The Mechanical Hard Drive
Since its inception in 1956 hard drives have been mostly mechanical devices. Only until recently have SSD (solid state drives) become more main stream and I will talk more about that later. A mechanical hard drive consists of a spinning platter driven by a motor and a magnetic read / write head that can change a microscopic spec on the platter from a positive to negative charge and vice versa. The spinning disk in your computer right now is filled with 0’s and 1’s and when read back from the disk is converted to data. Our pictures, videos and word documents are just a sequence + or – magnetic fields. Amazing!
Depending on the type of drive and its specification will determine how fast it can read and write our files. Mechanical spinning disks are rated at rotation speed, how fast the drive can spin the platter. Faster rotation speeds can equate faster data transfer.
5400 RPM SATA
One of the slowest rotational speeds is 5400 RPM. Drives of this type are fairly slow at moving data and disk intensive applications could have performance issues. So why sell such a slow disk? A drive spinning at 5400 RPM tends to generate less heat and places less wear and tear on the drive motor bearings. This will increase the drives longevity, especially in applications where the drive is in 24/7 operation or harsh conditions. A good application for these drives would be a video surveillance product, cable box DVR, or network attached storage. (as long as you are not writing too many video streams simultaneously in HD resolution) These drives trade performance for longevity and reliability.
7200 RPM SATA

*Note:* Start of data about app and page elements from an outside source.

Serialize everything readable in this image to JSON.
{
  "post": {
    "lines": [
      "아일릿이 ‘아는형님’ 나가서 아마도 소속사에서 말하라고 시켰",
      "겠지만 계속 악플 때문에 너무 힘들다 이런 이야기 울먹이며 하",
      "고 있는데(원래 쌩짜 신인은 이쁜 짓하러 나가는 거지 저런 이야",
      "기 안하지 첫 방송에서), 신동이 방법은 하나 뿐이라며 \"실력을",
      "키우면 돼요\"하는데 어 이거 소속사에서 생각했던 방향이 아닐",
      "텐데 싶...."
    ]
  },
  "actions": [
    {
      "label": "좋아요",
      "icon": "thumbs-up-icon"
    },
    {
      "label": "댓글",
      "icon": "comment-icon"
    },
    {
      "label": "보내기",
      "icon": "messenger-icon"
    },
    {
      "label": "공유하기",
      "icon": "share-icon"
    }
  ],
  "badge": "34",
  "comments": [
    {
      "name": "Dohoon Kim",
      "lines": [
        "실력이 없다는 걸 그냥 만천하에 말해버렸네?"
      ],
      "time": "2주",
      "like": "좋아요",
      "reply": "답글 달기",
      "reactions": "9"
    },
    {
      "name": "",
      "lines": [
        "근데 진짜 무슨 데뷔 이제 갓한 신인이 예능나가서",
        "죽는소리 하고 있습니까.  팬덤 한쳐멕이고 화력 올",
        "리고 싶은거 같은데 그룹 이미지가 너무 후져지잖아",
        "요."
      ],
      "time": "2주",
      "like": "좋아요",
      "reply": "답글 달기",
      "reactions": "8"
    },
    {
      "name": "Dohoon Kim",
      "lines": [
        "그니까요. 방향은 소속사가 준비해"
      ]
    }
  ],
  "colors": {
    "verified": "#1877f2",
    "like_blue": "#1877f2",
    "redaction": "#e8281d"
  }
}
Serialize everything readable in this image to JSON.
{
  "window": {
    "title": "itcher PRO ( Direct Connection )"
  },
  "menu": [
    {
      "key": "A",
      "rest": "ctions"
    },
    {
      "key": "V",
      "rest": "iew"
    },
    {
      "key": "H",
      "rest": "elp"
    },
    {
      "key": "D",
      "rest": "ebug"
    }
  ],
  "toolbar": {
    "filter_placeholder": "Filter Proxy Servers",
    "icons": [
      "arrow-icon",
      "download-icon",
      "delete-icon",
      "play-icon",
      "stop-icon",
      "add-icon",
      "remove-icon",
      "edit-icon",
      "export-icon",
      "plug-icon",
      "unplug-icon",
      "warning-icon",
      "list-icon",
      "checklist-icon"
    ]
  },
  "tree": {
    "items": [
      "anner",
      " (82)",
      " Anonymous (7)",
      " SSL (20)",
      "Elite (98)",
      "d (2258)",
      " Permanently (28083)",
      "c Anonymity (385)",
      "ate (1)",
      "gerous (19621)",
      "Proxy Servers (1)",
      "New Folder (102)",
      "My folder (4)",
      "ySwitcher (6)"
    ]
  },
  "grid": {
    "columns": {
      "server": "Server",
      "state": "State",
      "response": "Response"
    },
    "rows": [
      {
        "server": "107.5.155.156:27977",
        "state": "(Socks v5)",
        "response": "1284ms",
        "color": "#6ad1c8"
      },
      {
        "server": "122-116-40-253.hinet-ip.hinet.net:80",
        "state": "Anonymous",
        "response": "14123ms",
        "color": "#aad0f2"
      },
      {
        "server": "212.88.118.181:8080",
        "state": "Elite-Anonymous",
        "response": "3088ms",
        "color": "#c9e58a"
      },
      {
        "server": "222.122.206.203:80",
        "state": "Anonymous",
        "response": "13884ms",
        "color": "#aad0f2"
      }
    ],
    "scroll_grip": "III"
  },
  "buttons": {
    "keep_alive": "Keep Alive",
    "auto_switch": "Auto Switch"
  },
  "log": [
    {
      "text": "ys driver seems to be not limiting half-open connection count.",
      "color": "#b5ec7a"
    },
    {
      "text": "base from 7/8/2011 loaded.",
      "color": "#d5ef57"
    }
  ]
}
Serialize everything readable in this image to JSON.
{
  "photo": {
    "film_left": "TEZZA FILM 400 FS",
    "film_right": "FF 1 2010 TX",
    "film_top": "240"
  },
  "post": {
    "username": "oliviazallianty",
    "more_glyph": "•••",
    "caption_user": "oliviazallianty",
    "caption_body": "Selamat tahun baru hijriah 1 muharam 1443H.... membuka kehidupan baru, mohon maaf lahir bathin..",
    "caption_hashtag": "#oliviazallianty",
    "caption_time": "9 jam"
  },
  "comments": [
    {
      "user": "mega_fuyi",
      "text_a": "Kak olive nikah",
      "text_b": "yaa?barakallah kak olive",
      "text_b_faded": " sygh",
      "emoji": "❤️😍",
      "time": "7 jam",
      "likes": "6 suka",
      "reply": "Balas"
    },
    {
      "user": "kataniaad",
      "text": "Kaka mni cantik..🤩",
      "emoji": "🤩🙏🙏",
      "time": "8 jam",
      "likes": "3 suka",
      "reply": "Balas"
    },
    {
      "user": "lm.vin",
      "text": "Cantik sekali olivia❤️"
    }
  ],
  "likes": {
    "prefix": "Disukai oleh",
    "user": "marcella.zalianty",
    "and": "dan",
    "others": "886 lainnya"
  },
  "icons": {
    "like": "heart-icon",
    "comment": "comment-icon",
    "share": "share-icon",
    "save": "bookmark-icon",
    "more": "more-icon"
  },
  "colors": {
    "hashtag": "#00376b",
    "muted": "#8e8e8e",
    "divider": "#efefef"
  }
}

The most popular of the hard drive types is the 7200 RPM rotational speed. These drives are found in your desktops computers and some lower end server models. Within this speed class drive manufactures tend to make different types of drives to increase performance. In relation to Western Digital their Blue line of drives offer a great value for their performance vs cost. At $49 for a 1TB you can’t beat it. Gamer’s and power users may want to spend a few extra bucks and move up to the Black line of drives. Black drives use techniques to speed the reading and writing to the disk by adding additional memory and more processing power to the drive. Finally, if your running a server on the cheap and need storage Western Digital makes a great Gold series drive. These drives feature even more cache to increase performance and are supposedly the most reliable of the bunch, but at twice the price.
10K and 15K RPM SAS
Just a quick mention here, the 10,000 & 15,000 RPM drives are usually for enterprise and data center applications and you wouldn’t normally find them in your workstations. However, Western Digital did produce a drive called the VelociRaptor (which is still available 600GB $99.00 most likely new old stock) These drives offer superior performance at a much higher cost per GB, plus they are power hungry and run very hot. Just look at the image of the drive to he left, it comes mounted in its own giant heat sync! For the most part these drives are no longer manufactured for desktop use.
Solid State Drives 0 RPM
Solid state drives have no moving parts and are in general better than spinning disks. So why doesn’t every computer have an SSD drive? Cost! SSD’s cost much more per MB than the traditional 7200 RPM of the same size. Just to give you an example a 1TB SSD is about $289.00 as compared to $75 for the spinning disk equivalent. SSD rives are considered more reliable and are much better performers than their spinning equivalent. However SSD drives do have a finite amount of write cycles and have the possibility of eventually wearing out. Under normal use SSD’s drives should out live the useful life of the workstation without fear of failure.
General user (web, watching movies etc)
Western Digital BLUE 7200RPM $50.00
Low cost, reliable every day performance!
Performance (video rendering, games)
Western Digital BLACK 7200RPM
I have used smaller Black drives and they have never let me down.
Cruical MX300 1TB SATA drive $289.89
I own a smaller capacity one of these and highly recommend it
24/7 operation (DVR / NAS)
Western Digital RED 5400RPM NAS $90.00
I have 4 of these drives that run 24/7 and they work great!
What to do with an old hard drive? MAKE A CLOCK!
Thank you for reading my blog,